(Web page and app entries)

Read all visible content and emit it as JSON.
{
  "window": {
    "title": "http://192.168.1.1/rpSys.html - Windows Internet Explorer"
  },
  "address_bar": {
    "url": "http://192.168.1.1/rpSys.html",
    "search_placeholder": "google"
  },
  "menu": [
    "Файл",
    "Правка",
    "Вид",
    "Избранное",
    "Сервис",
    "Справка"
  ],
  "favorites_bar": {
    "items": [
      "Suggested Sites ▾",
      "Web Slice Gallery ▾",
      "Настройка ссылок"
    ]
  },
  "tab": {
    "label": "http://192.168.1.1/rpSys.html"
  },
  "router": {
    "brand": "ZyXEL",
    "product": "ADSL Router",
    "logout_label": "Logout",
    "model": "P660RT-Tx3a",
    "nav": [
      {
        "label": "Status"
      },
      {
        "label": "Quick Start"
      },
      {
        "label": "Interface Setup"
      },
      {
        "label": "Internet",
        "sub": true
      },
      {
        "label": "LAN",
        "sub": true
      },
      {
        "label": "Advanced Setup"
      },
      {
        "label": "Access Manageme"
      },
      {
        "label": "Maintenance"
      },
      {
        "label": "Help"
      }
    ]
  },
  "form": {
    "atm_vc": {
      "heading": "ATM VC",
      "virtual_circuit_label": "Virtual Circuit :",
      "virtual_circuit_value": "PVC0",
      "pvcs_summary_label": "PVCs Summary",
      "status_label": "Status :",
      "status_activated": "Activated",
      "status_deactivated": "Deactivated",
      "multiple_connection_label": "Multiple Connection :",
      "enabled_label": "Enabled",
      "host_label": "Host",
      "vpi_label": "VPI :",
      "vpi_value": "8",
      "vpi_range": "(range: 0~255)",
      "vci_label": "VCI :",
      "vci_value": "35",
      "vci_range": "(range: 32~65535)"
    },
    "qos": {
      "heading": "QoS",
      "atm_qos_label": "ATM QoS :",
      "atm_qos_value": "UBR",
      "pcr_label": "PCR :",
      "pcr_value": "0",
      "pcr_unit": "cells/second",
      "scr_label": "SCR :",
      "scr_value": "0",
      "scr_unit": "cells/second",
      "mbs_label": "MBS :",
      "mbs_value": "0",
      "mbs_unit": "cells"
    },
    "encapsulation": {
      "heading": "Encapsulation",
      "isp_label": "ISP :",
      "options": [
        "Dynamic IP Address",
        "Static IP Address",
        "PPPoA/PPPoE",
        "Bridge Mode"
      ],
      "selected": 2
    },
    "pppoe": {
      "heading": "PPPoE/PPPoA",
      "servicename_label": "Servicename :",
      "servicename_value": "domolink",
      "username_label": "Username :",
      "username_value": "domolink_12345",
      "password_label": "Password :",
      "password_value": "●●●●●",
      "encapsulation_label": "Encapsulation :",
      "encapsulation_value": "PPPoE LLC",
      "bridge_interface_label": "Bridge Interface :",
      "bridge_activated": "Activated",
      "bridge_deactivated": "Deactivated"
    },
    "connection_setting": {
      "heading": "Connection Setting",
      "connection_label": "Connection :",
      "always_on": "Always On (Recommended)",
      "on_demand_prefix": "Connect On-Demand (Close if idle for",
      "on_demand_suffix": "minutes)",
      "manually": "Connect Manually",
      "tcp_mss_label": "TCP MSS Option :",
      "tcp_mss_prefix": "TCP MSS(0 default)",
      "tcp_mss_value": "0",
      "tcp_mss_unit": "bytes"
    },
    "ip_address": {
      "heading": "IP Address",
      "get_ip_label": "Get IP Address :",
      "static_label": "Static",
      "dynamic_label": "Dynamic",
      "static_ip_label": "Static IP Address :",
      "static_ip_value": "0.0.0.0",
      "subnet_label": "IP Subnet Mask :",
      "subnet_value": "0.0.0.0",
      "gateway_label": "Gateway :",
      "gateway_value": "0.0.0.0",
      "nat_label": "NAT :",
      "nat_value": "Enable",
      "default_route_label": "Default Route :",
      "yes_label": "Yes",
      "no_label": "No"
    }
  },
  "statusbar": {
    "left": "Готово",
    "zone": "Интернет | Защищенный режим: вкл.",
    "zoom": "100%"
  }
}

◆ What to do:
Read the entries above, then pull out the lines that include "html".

◆ Exercise output:
    "title": "http://192.168.1.1/rpSys.html - Windows Internet Explorer"
    "url": "http://192.168.1.1/rpSys.html",
    "label": "http://192.168.1.1/rpSys.html"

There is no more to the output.